The definition of what is a “topic” in science represents a baseline for a lot of follow-up questions such as how to define research diversity, how to measure interdisciplinary, or how to identify breakthrough research. As reported elsewhere in Berlin since six years Jochen Gläser and colleagues organize a small-scale workshop with bibliometric experts to see how this fundamental problem for understanding the science system can be supported by quantitative means.
Quite uniquely this summer workshop “Measuring the Diversity of Research”, August 29-30, 2014 got the participants engaged in applying their specific methods of clustering and mapping to a shared, cleaned dataset of publications from astrophysics. The topical landscape of a field or subfield is not easy to be determined automatically. Depending which information signals are used, e.g. lexical elements or references, we get another mirror image of the field. Science is made up from a dense fabric of thoughts and results. Putting them into disjunct classes always misses certain aspects. What is an optimal compromise in the delineation of a topic also very much depends on the question to be answered with the measurement.
This workshop brought together the application of so-called hybrid methods, whereby bibliographic clustering is combined with lexical/textual analysis (Wolfgang Glänzel) with direct citation methods (Nees Jan van Eck, Theresa Velden), Frank Havemann) and with co-citations methods (Kevin Boyack).

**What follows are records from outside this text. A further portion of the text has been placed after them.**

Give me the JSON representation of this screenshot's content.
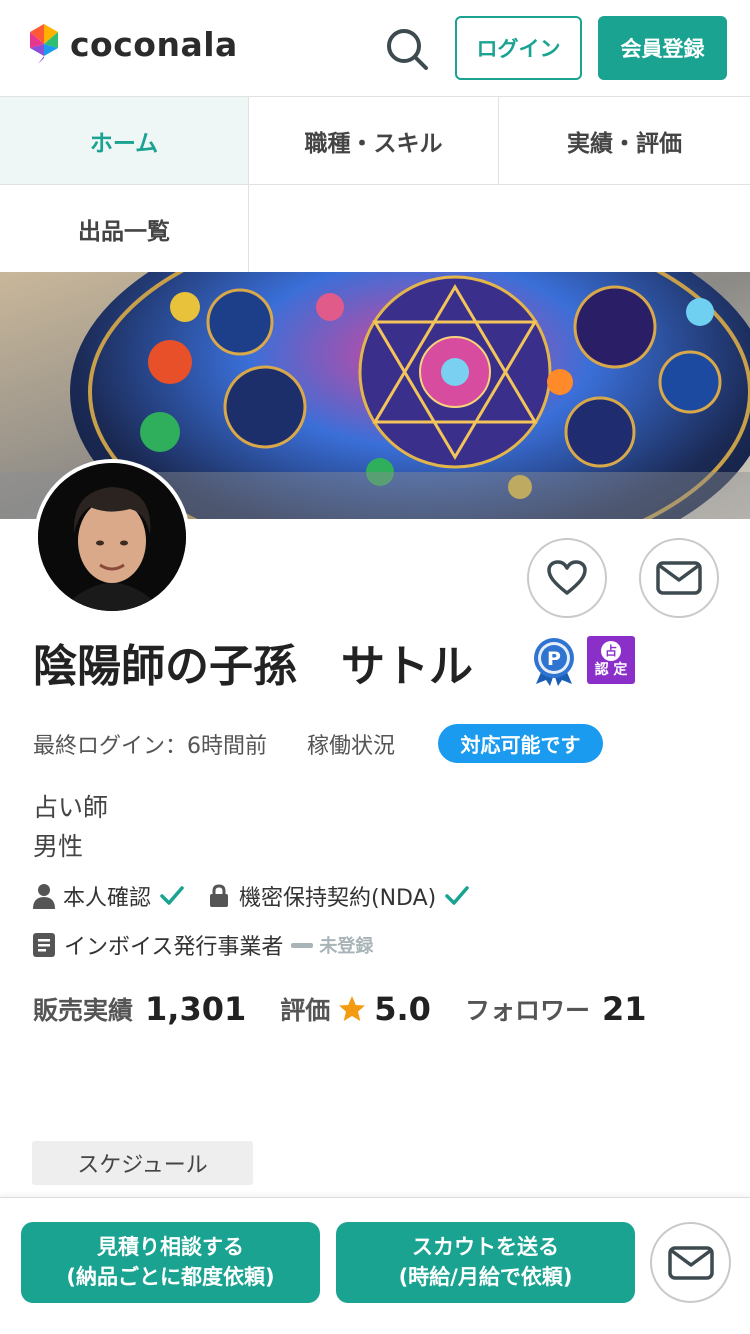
{
  "header": {
    "logo_text": "coconala",
    "login_label": "ログイン",
    "signup_label": "会員登録"
  },
  "tabs": [
    {
      "label": "ホーム",
      "active": true
    },
    {
      "label": "職種・スキル",
      "active": false
    },
    {
      "label": "実績・評価",
      "active": false
    },
    {
      "label": "出品一覧",
      "active": false
    }
  ],
  "profile": {
    "name": "陰陽師の子孫　サトル",
    "badge_certified_top": "占",
    "badge_certified_bottom": "認 定",
    "last_login_label": "最終ログイン：",
    "last_login_value": "6時間前",
    "work_status_label": "稼働状況",
    "work_status_value": "対応可能です",
    "occupation": "占い師",
    "gender": "男性",
    "identity_verified_label": "本人確認",
    "nda_label": "機密保持契約(NDA)",
    "invoice_label": "インボイス発行事業者",
    "invoice_status": "未登録"
  },
  "stats": {
    "sales_label": "販売実績",
    "sales_value": "1,301",
    "rating_label": "評価",
    "rating_value": "5.0",
    "followers_label": "フォロワー",
    "followers_value": "21"
  },
  "schedule_tab_label": "スケジュール",
  "footer": {
    "estimate_line1": "見積り相談する",
    "estimate_line2": "(納品ごとに都度依頼)",
    "scout_line1": "スカウトを送る",
    "scout_line2": "(時給/月給で依頼)"
  },
  "colors": {
    "accent": "#1aa391",
    "status_blue": "#1a9bf0",
    "certified_purple": "#8b2fc9",
    "star": "#f39c12"
  }
}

The method core of the contributions to the workshop concerns clustering algorithms which run over complex networks. Their design is a research problem in itself. But networks are common also to other projects in the Computational Humanities programme, such as the Elite Network Shifts. There is also another communality which links Digital Humanities and Bibliometrics. This is the problem how to allocate features or characteristics of objects, events or persons to a classification system, or in other words, how to define relevant dimensions in networked information spaces. Because of this underlying information theoretical problem such scientometric exercises have a meaning beyond bibliometrics and research evaluation.
The Berlin workshop also proved that working together with one dataset is an excellent way to test methods, and to their meaning. While this seems to be evident epistemologically, it does not that often appear in scientific practices. Which is why data sharing but equally organizing hands-on activities on shared data is so important. Trust is the decisive ingredient for such a practice change. Going together with hospitality, friendliness, and focused but unhasted atmosphere of discussion this makes a workshop like to past one a treat for knowledge workers, for which we all thank Jochen, Michael and Frank as local organizers!
For KnoweScape this workshop contributes to the wider shared interest into information spaces resulting from scholarly communication and its implications for research evaluation and impact measurements. The Berlin meeting is also an example how ongoing national and international research projects trigger the emergence of a COST Action, and how by this COST Action national research groups are broad together, new alliances are formed and ideas for future research are born. In Leiden last April already members of our TD1210 community met who are interested in this particular application area for knowledge maps. In our second year, we have events, e.g. in Zurich in February 2015 which build on this. From the Berlin workshop new ideas emerged to be discussed at the Second Annual KnoweScape Conference in Thessaloniki in November for disseminating ideas and results beyond the TD120 community.